IPL: Kevin Pietersen and Delhi Daredevils Need to Take Action, Not Wait for Form

Christopher HeathmanCorrespondent IIMay 7, 2014

Kevin Pietersen of Delhi Daredevils leaves the field, out for 50 runs, during their Twenty20 semi-final against the Highveld Lions in Durban, South Africa, Thursday, Oct 25, 2012. (AP Photo)
Str/Associated Press

Delhi Daredevils slumped to yet another defeat as Kolkata Knightriders ran out comfortable winners by eight wickets, with more than an over to spare.

After a horror showing with bat, in the field and with the ball—instead of waiting for form to come—it is time for changes to be made.

South African Quinton de Kock is certainly one of the best young talents in the IPL, but the opening partnership only lasted until the third over when de Kock hit a poor shot down the ground and into the hands of Kolkata captain Gautam Gambhir. The 21 year-old walked and on came Pietersen, who needed to rekindle some form.

It was evident from the first ball, however, that KP was uncomfortable at the crease and left arm spinner Shakib Al Hasan of the Knightriders had him under pressure.

The only highlight of Pietersen’s short stint came when he hit Sunil Narine for four. But in the following over he was ran out due to poor running from KP himself, which left Robin Uthappa to take out the wickets.

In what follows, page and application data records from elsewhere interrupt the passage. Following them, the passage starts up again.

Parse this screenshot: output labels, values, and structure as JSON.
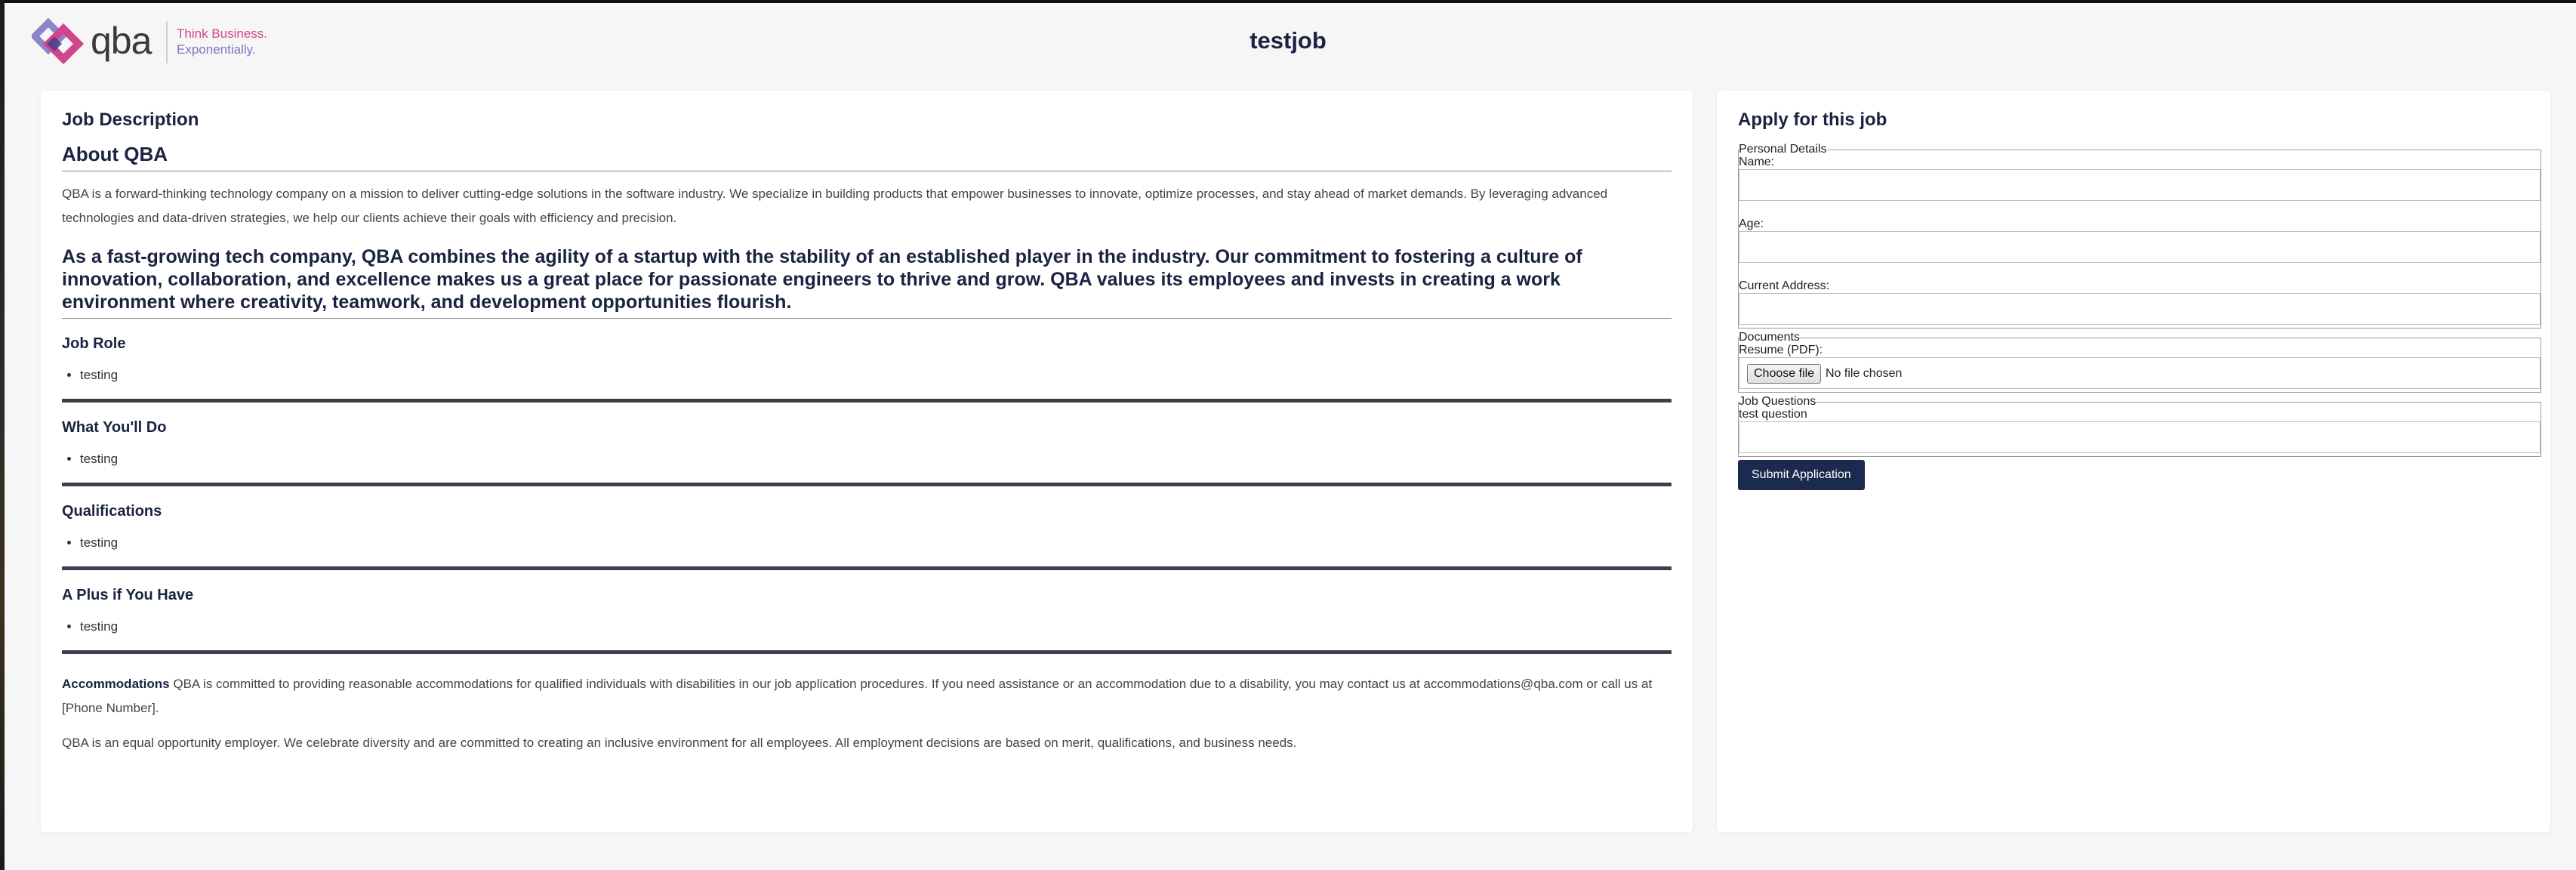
{
  "header": {
    "logo_text": "qba",
    "tagline_line1": "Think Business.",
    "tagline_line2": "Exponentially.",
    "page_title": "testjob"
  },
  "job_description": {
    "heading": "Job Description",
    "about_title": "About QBA",
    "about_body": "QBA is a forward-thinking technology company on a mission to deliver cutting-edge solutions in the software industry. We specialize in building products that empower businesses to innovate, optimize processes, and stay ahead of market demands. By leveraging advanced technologies and data-driven strategies, we help our clients achieve their goals with efficiency and precision.",
    "about_lead": "As a fast-growing tech company, QBA combines the agility of a startup with the stability of an established player in the industry. Our commitment to fostering a culture of innovation, collaboration, and excellence makes us a great place for passionate engineers to thrive and grow. QBA values its employees and invests in creating a work environment where creativity, teamwork, and development opportunities flourish.",
    "sections": [
      {
        "title": "Job Role",
        "items": [
          "testing"
        ]
      },
      {
        "title": "What You'll Do",
        "items": [
          "testing"
        ]
      },
      {
        "title": "Qualifications",
        "items": [
          "testing"
        ]
      },
      {
        "title": "A Plus if You Have",
        "items": [
          "testing"
        ]
      }
    ],
    "accommodations_label": "Accommodations",
    "accommodations_body": " QBA is committed to providing reasonable accommodations for qualified individuals with disabilities in our job application procedures. If you need assistance or an accommodation due to a disability, you may contact us at accommodations@qba.com or call us at [Phone Number].",
    "eeo_statement": "QBA is an equal opportunity employer. We celebrate diversity and are committed to creating an inclusive environment for all employees. All employment decisions are based on merit, qualifications, and business needs."
  },
  "application_form": {
    "heading": "Apply for this job",
    "personal_legend": "Personal Details",
    "name_label": "Name:",
    "name_value": "",
    "age_label": "Age:",
    "age_value": "",
    "address_label": "Current Address:",
    "address_value": "",
    "documents_legend": "Documents",
    "resume_label": "Resume (PDF):",
    "choose_file_label": "Choose file",
    "file_status": "No file chosen",
    "questions_legend": "Job Questions",
    "question_1_label": "test question",
    "question_1_value": "",
    "submit_label": "Submit Application"
  },
  "colors": {
    "brand_navy": "#1b2a4e",
    "logo_pink": "#d2448c",
    "logo_purple": "#7d74c4",
    "page_background": "#f6f6f6"
  }
}
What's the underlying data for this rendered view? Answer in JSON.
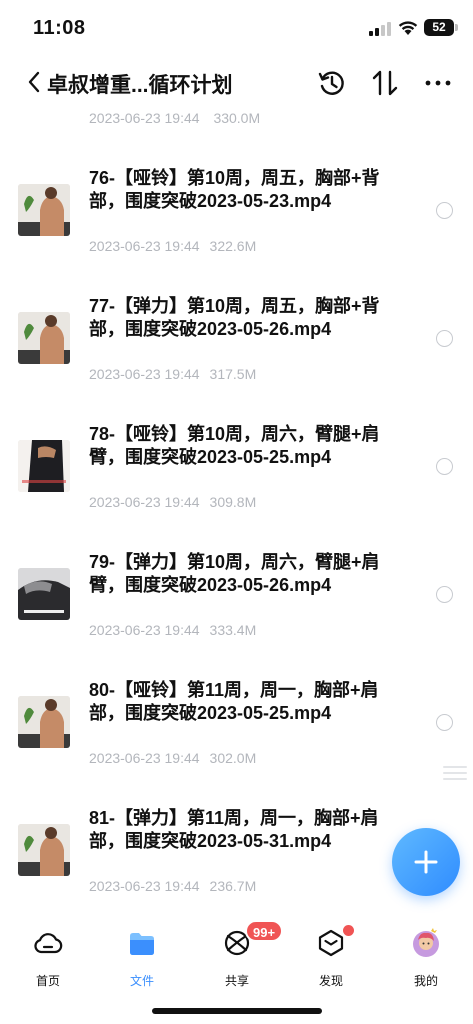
{
  "status_bar": {
    "time": "11:08",
    "battery": "52"
  },
  "header": {
    "title": "卓叔增重...循环计划"
  },
  "top_meta": {
    "date": "2023-06-23 19:44",
    "size": "330.0M"
  },
  "files": [
    {
      "title": "76-【哑铃】第10周，周五，胸部+背部，围度突破2023-05-23.mp4",
      "date": "2023-06-23 19:44",
      "size": "322.6M",
      "thumb": "back-thumb"
    },
    {
      "title": "77-【弹力】第10周，周五，胸部+背部，围度突破2023-05-26.mp4",
      "date": "2023-06-23 19:44",
      "size": "317.5M",
      "thumb": "back-thumb"
    },
    {
      "title": "78-【哑铃】第10周，周六，臂腿+肩臂，围度突破2023-05-25.mp4",
      "date": "2023-06-23 19:44",
      "size": "309.8M",
      "thumb": "dark-thumb"
    },
    {
      "title": "79-【弹力】第10周，周六，臂腿+肩臂，围度突破2023-05-26.mp4",
      "date": "2023-06-23 19:44",
      "size": "333.4M",
      "thumb": "gray-thumb"
    },
    {
      "title": "80-【哑铃】第11周，周一，胸部+肩部，围度突破2023-05-25.mp4",
      "date": "2023-06-23 19:44",
      "size": "302.0M",
      "thumb": "back-thumb"
    },
    {
      "title": "81-【弹力】第11周，周一，胸部+肩部，围度突破2023-05-31.mp4",
      "date": "2023-06-23 19:44",
      "size": "236.7M",
      "thumb": "back-thumb"
    }
  ],
  "tabbar": {
    "items": [
      {
        "label": "首页",
        "icon": "cloud-icon"
      },
      {
        "label": "文件",
        "icon": "folder-icon"
      },
      {
        "label": "共享",
        "icon": "share-icon"
      },
      {
        "label": "发现",
        "icon": "discover-icon"
      },
      {
        "label": "我的",
        "icon": "avatar-icon"
      }
    ],
    "share_badge": "99+"
  },
  "colors": {
    "accent": "#3b8ffd",
    "badge": "#f05454",
    "meta_text": "#b3b6bc"
  }
}
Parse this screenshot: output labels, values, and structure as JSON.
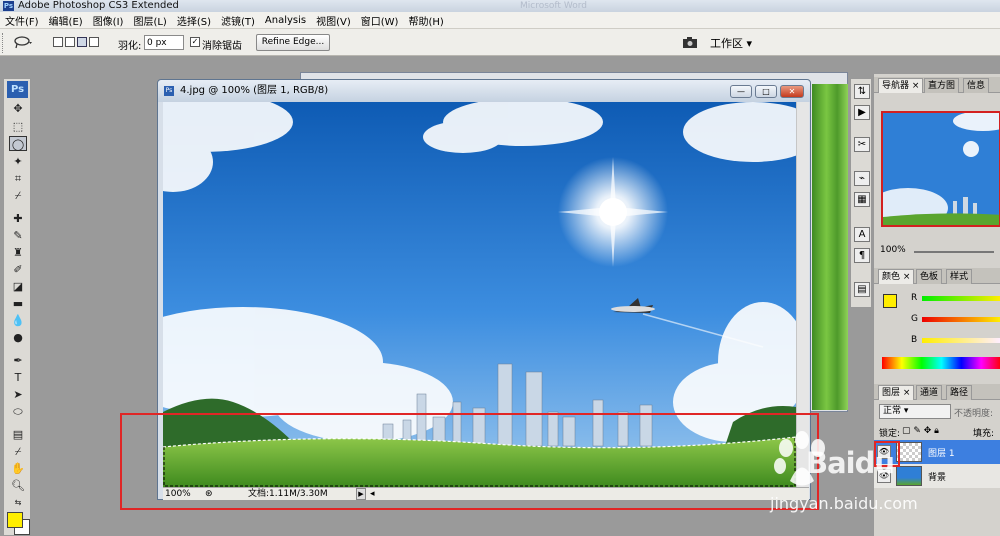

After a poor powerplay, the Daredevils were on 29/2 and needing a bail out from their remaining batsman to be in with a shout, or they would have to rely on the bowlers.

Dinesh Karthick tried to mount a comeback by making 36 from 22 balls, but was out just as he started building momentum. The job was then left to Jean-Paul Duminy, but the job was already too big, even for him.

The Daredevils’ in-form batsman Duminy made 40 from 28 balls not out to help his side to a mediocre 160.

Poor bowling and some shambolic fielding aided Kolkata in their run chase and added to the woes of the Daredevils and Pietersen.

Delhi now needs to turn its fortunes around. Pietersen played down the idea of changing the batting order post-match, which suggests KP wants to wait for his own form to improve. The strategy—which can work in leagues and tournaments spread out over a longer period of time—might not pay off in a more condensed format like the IPL the games, where losses can pile up fast.

The obvious step to take is to bring JP Duminy up in the order. The risk which comes with that move would be losing your best batsman too early, when he could provide Daredevils with a strong finish to their innings.

But as was proved in the loss to Kolkata, bringing Duminy in too late can mean he runs out of time and is limited to 40 runs.

A change in the batting line-up can pay-off, especially at the top of the order. Knightriders are a prime example for and against change, but their last two games have seen results.

The combination of Gambhir and Uthappa is the fourth different combination used by Kolkata this season. Against Rajasthan Royals and Delhi Daredevils this partnership knocked up more than 100 runs, making it the first partnership in IPL history to make a century in two successive games.

If Daredevils can give Duminy the time by moving him further up the order so he has to scope to make 70 rather than 40, Delhi will have a much better platform and results will come.